EghtesadOnline: More than 22,630.7 trillion rials ($191 billion) in deposits were held by banks and credit institutions during the month to August 22, according to a Central Bank of Iran report.
Total value of bank deposits increased by 4,869.3 trillion rials ($40.57 billion) over previous figures, indicating a 27.4% growth compared to the corresponding month last year.
The report also indicated 9.5% increase in bank deposits compared to end of the last fiscal year (March 2019). The report covered deposits both in rials and foreign currency, according to Financial Tribune.
As usual, Tehran Province topped the list of provinces with the highest deposits with lenders in the capital parking more than 12,222.7 trillion rials ($101.85 billion) -- accounting for 53.91% of the total deposits.
Next on the list was Isfahan Province with 1,199.61 trillion rials ($9.99 billion). This was followed by Khorasan Razavi Province with 1,059.69 trillion rials ($8.83 billion).
At the bottom end of the list was Kohgilouyeh-Boyerahmad Province with 60.68 trillion rials ($505.71 million).

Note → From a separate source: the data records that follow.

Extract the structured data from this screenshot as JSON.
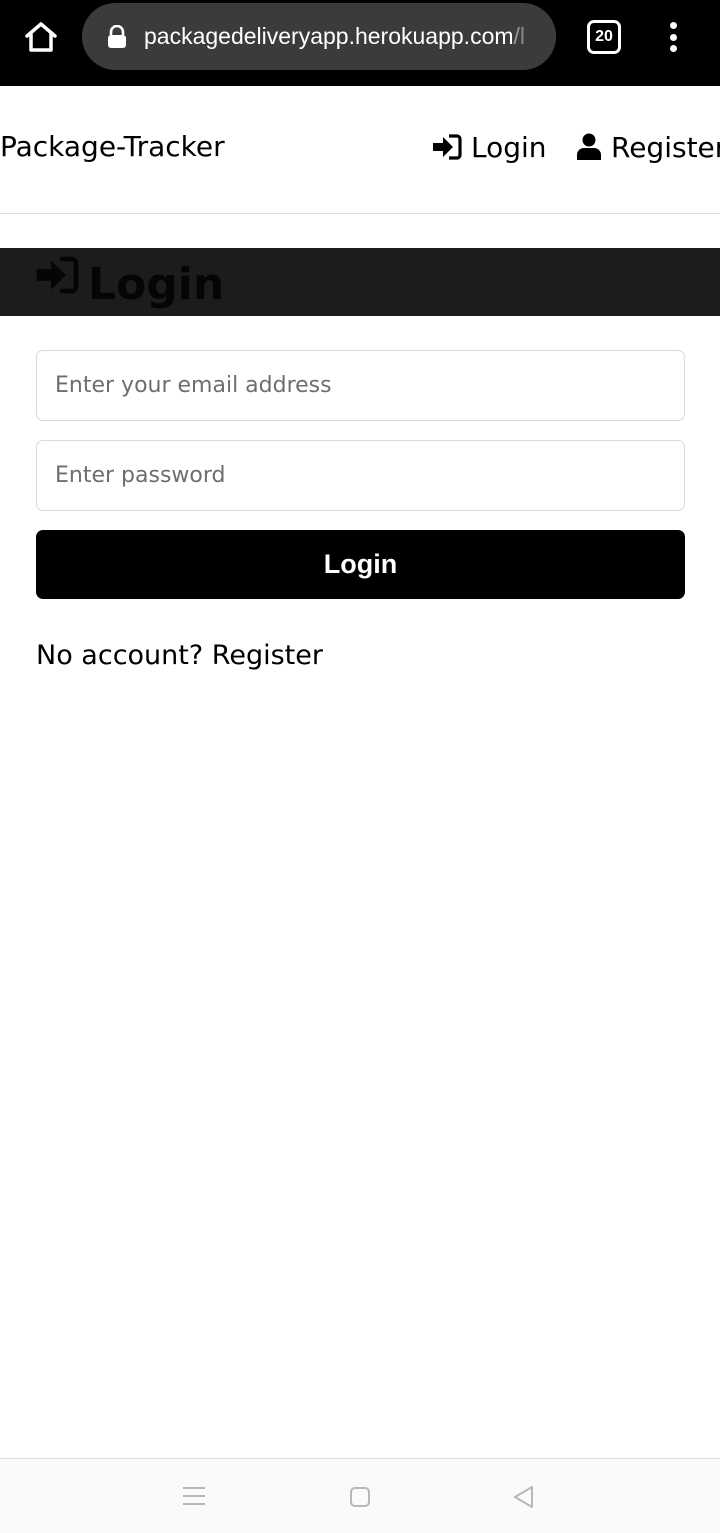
{
  "browser": {
    "url_host": "packagedeliveryapp.herokuapp.com",
    "url_path": "/l",
    "tab_count": "20"
  },
  "navbar": {
    "brand": "Package-Tracker",
    "login_label": "Login",
    "register_label": "Register"
  },
  "page": {
    "title": "Login"
  },
  "form": {
    "email_placeholder": "Enter your email address",
    "password_placeholder": "Enter password",
    "submit_label": "Login",
    "no_account_text": "No account? ",
    "register_link": "Register"
  },
  "icons": {
    "home": "home-icon",
    "lock": "lock-icon",
    "menu": "more-vert-icon",
    "login": "sign-in-icon",
    "register": "user-icon"
  },
  "colors": {
    "title_band": "#1c1c1c",
    "button": "#000000",
    "browser_bar": "#000000",
    "url_pill": "#3b3b3d"
  }
}
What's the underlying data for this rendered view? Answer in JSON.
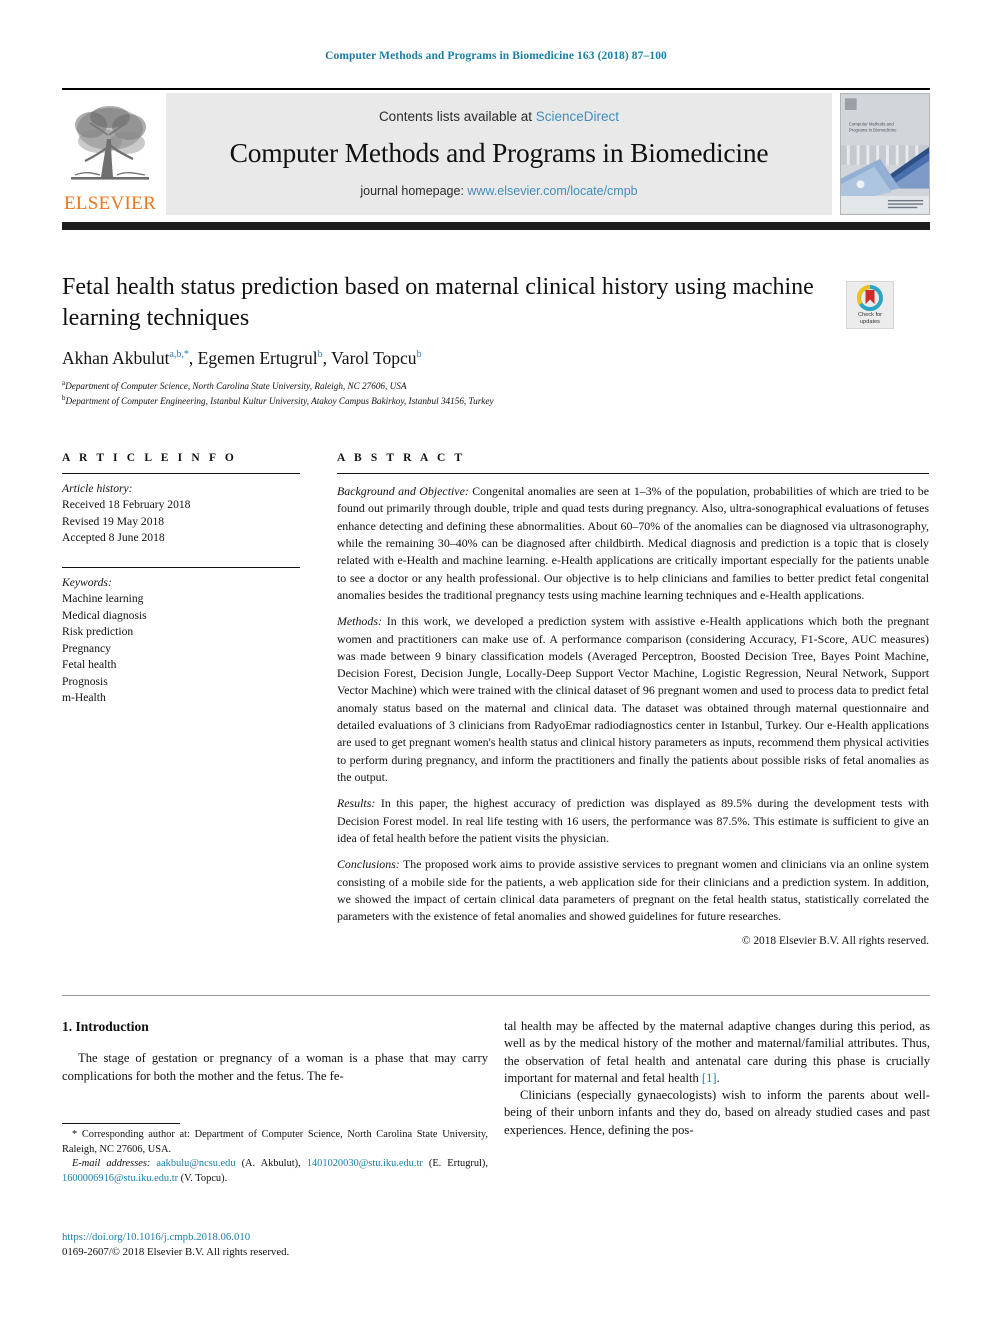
{
  "running_head": "Computer Methods and Programs in Biomedicine 163 (2018) 87–100",
  "masthead": {
    "contents_prefix": "Contents lists available at ",
    "sciencedirect": "ScienceDirect",
    "journal_title": "Computer Methods and Programs in Biomedicine",
    "homepage_prefix": "journal homepage: ",
    "homepage_url": "www.elsevier.com/locate/cmpb",
    "publisher": "ELSEVIER",
    "cover_title": "Computer Methods and Programs in Biomedicine"
  },
  "article": {
    "title": "Fetal health status prediction based on maternal clinical history using machine learning techniques",
    "crossmark_line1": "Check for",
    "crossmark_line2": "updates",
    "authors_html": "Akhan Akbulut<sup>a,b,</sup><sup>*</sup>, Egemen Ertugrul<sup>b</sup>, Varol Topcu<sup>b</sup>",
    "affiliation_a": "Department of Computer Science, North Carolina State University, Raleigh, NC 27606, USA",
    "affiliation_b": "Department of Computer Engineering, Istanbul Kultur University, Atakoy Campus Bakirkoy, Istanbul 34156, Turkey"
  },
  "article_info": {
    "heading": "A R T I C L E   I N F O",
    "history_label": "Article history:",
    "history": [
      "Received 18 February 2018",
      "Revised 19 May 2018",
      "Accepted 8 June 2018"
    ],
    "keywords_label": "Keywords:",
    "keywords": [
      "Machine learning",
      "Medical diagnosis",
      "Risk prediction",
      "Pregnancy",
      "Fetal health",
      "Prognosis",
      "m-Health"
    ]
  },
  "abstract": {
    "heading": "A B S T R A C T",
    "background_label": "Background and Objective:",
    "background_text": " Congenital anomalies are seen at 1–3% of the population, probabilities of which are tried to be found out primarily through double, triple and quad tests during pregnancy. Also, ultra-sonographical evaluations of fetuses enhance detecting and defining these abnormalities. About 60–70% of the anomalies can be diagnosed via ultrasonography, while the remaining 30–40% can be diagnosed after childbirth. Medical diagnosis and prediction is a topic that is closely related with e-Health and machine learning. e-Health applications are critically important especially for the patients unable to see a doctor or any health professional. Our objective is to help clinicians and families to better predict fetal congenital anomalies besides the traditional pregnancy tests using machine learning techniques and e-Health applications.",
    "methods_label": "Methods:",
    "methods_text": " In this work, we developed a prediction system with assistive e-Health applications which both the pregnant women and practitioners can make use of. A performance comparison (considering Accuracy, F1-Score, AUC measures) was made between 9 binary classification models (Averaged Perceptron, Boosted Decision Tree, Bayes Point Machine, Decision Forest, Decision Jungle, Locally-Deep Support Vector Machine, Logistic Regression, Neural Network, Support Vector Machine) which were trained with the clinical dataset of 96 pregnant women and used to process data to predict fetal anomaly status based on the maternal and clinical data. The dataset was obtained through maternal questionnaire and detailed evaluations of 3 clinicians from RadyoEmar radiodiagnostics center in Istanbul, Turkey. Our e-Health applications are used to get pregnant women's health status and clinical history parameters as inputs, recommend them physical activities to perform during pregnancy, and inform the practitioners and finally the patients about possible risks of fetal anomalies as the output.",
    "results_label": "Results:",
    "results_text": " In this paper, the highest accuracy of prediction was displayed as 89.5% during the development tests with Decision Forest model. In real life testing with 16 users, the performance was 87.5%. This estimate is sufficient to give an idea of fetal health before the patient visits the physician.",
    "conclusions_label": "Conclusions:",
    "conclusions_text": " The proposed work aims to provide assistive services to pregnant women and clinicians via an online system consisting of a mobile side for the patients, a web application side for their clinicians and a prediction system. In addition, we showed the impact of certain clinical data parameters of pregnant on the fetal health status, statistically correlated the parameters with the existence of fetal anomalies and showed guidelines for future researches.",
    "copyright": "© 2018 Elsevier B.V. All rights reserved."
  },
  "introduction": {
    "heading": "1. Introduction",
    "para1_left": "The stage of gestation or pregnancy of a woman is a phase that may carry complications for both the mother and the fetus. The fe-",
    "para1_right_pre": "tal health may be affected by the maternal adaptive changes during this period, as well as by the medical history of the mother and maternal/familial attributes. Thus, the observation of fetal health and antenatal care during this phase is crucially important for maternal and fetal health ",
    "ref1": "[1]",
    "para1_right_post": ".",
    "para2_right": "Clinicians (especially gynaecologists) wish to inform the parents about well-being of their unborn infants and they do, based on already studied cases and past experiences. Hence, defining the pos-"
  },
  "footnotes": {
    "corresponding": "Corresponding author at: Department of Computer Science, North Carolina State University, Raleigh, NC 27606, USA.",
    "email_label": "E-mail addresses:",
    "email1": "aakbulu@ncsu.edu",
    "email1_name": " (A. Akbulut), ",
    "email2": "1401020030@stu.iku.edu.tr",
    "email2_name": " (E. Ertugrul), ",
    "email3": "1600006916@stu.iku.edu.tr",
    "email3_name": " (V. Topcu).",
    "doi": "https://doi.org/10.1016/j.cmpb.2018.06.010",
    "issn_line": "0169-2607/© 2018 Elsevier B.V. All rights reserved."
  },
  "colors": {
    "link": "#1a7fa5",
    "elsevier_orange": "#E87722",
    "sciencedirect_blue": "#3f8fbf",
    "superscript_blue": "#2b7bb9"
  }
}
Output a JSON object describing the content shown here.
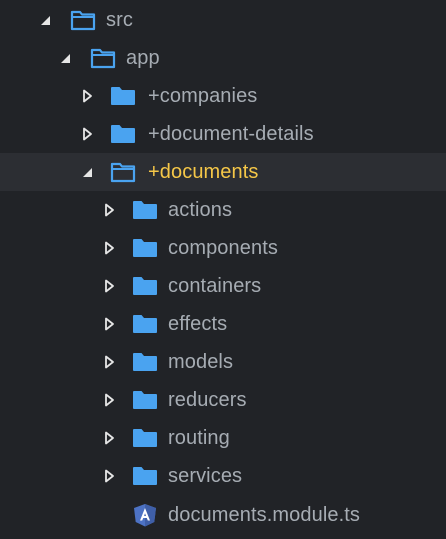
{
  "colors": {
    "background": "#212327",
    "selected_row": "#2c2e33",
    "label": "#a6acb3",
    "selected_label": "#f5c748",
    "folder": "#4aa3f0",
    "chevron": "#e6e6e6",
    "angular": "#4d72c4"
  },
  "tree": {
    "src": {
      "label": "src",
      "icon": "folder-open-icon",
      "expanded": true
    },
    "app": {
      "label": "app",
      "icon": "folder-open-icon",
      "expanded": true
    },
    "companies": {
      "label": "+companies",
      "icon": "folder-icon",
      "expanded": false
    },
    "document_details": {
      "label": "+document-details",
      "icon": "folder-icon",
      "expanded": false
    },
    "documents": {
      "label": "+documents",
      "icon": "folder-open-icon",
      "expanded": true,
      "selected": true
    },
    "children": [
      {
        "label": "actions",
        "icon": "folder-icon"
      },
      {
        "label": "components",
        "icon": "folder-icon"
      },
      {
        "label": "containers",
        "icon": "folder-icon"
      },
      {
        "label": "effects",
        "icon": "folder-icon"
      },
      {
        "label": "models",
        "icon": "folder-icon"
      },
      {
        "label": "reducers",
        "icon": "folder-icon"
      },
      {
        "label": "routing",
        "icon": "folder-icon"
      },
      {
        "label": "services",
        "icon": "folder-icon"
      }
    ],
    "module_file": {
      "label": "documents.module.ts",
      "icon": "angular-file-icon"
    }
  }
}
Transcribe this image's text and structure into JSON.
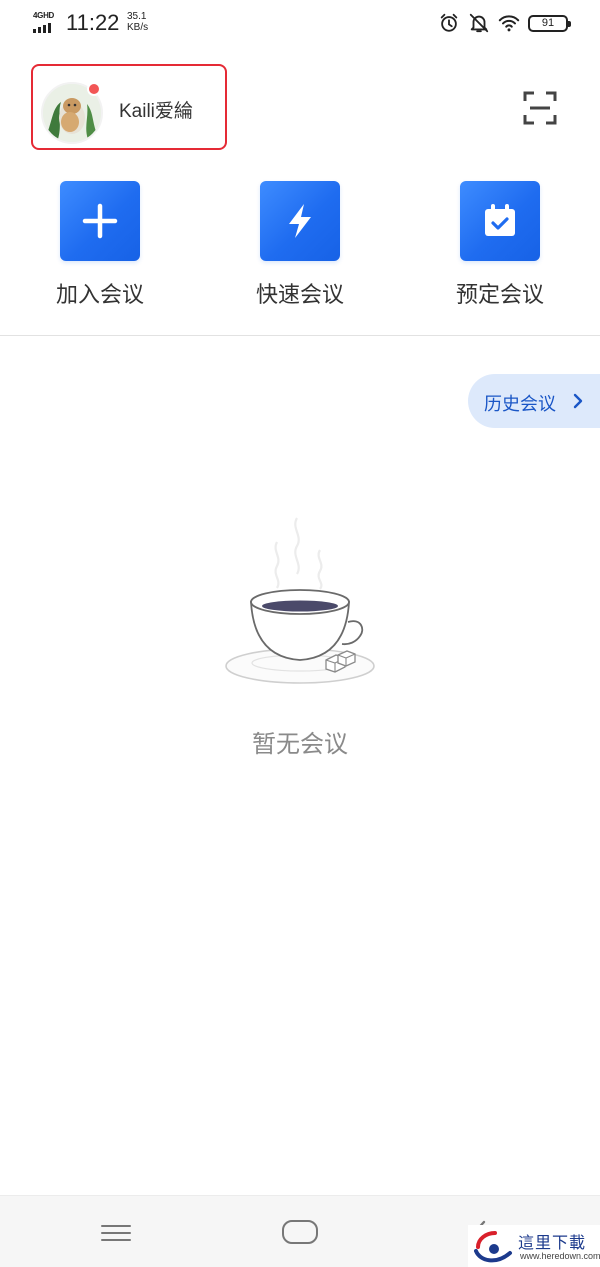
{
  "status_bar": {
    "network": "4GHD",
    "time": "11:22",
    "speed_value": "35.1",
    "speed_unit": "KB/s",
    "battery": "91",
    "icons": [
      "alarm-icon",
      "bell-muted-icon",
      "wifi-icon",
      "battery-icon"
    ]
  },
  "profile": {
    "username": "Kaili爱綸",
    "has_notification": true,
    "notification_color": "#f25656",
    "highlight_color": "#e52a35"
  },
  "header": {
    "scan_icon": "scan-icon"
  },
  "actions": [
    {
      "label": "加入会议",
      "icon": "plus-icon"
    },
    {
      "label": "快速会议",
      "icon": "lightning-icon"
    },
    {
      "label": "预定会议",
      "icon": "calendar-check-icon"
    }
  ],
  "accent_color": "#1f6cf0",
  "history": {
    "label": "历史会议",
    "icon": "chevron-right-icon"
  },
  "empty_state": {
    "illustration": "coffee-cup-icon",
    "text": "暂无会议"
  },
  "nav": {
    "icons": [
      "menu-icon",
      "home-icon",
      "back-icon"
    ]
  },
  "watermark": {
    "cn": "這里下載",
    "en": "www.heredown.com"
  }
}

The report said during the period under review, outstanding loans exceeded 16,089.3 trillion rials ($134 billion), indicating a 20.2% growth on year-on-year basis.
During the same period last year total outstanding loans reached 13,389.31 trillion rials ($111.6 billion).
Total outstanding loans grew 999.1 trillion rials ($8.32 billion), or 6.6% during the five-month period since the end of last fiscal year.
Once again, Tehran took first place as the province with the highest number of loan defaults, crossing a total of 10,308.6 trillion rials ($85.9 billion). Isfahan Province was next with 594.61 trillion rials ($4.95 billion).
About 506.66 trillion rials ($4.22 billion) worth of unpaid loans were in banks in Khorasan Razavi province.
Likewise, with 56.8 trillion rials ($473.33 million) worth of outstanding loans, Kohgilouyeh-Boyerahmad Province was at the bottom end of the list.
According to the CBI, one of the main reasons for Tehran's top slot in both deposits and bad loans is that the sprawling metropolis is home to head offices of most businesses across the country.
This gives rise to a whole lot of financial and banking requirements, including rising demand for loans, credit and other financial assistance.
With a 4.9% annual decline, the loan-to-deposit ratio (LDR) stood at 79.3%, also indicating a 2% fall compared to the end of the last fiscal.
Likewise, the ratio for Tehran province was 93.2% and for Kohgilouyeh-Boyerahmad Province 105.5%.
LDR is used to assess a bank's liquidity by comparing the total loans to total deposits for a specific period and is expressed in percentage.
If the ratio is too high, the bank may not have enough liquidity to cover unforeseen fund requirements. Conversely, if the ratio is too low, the bank may not be earning as much as it should be.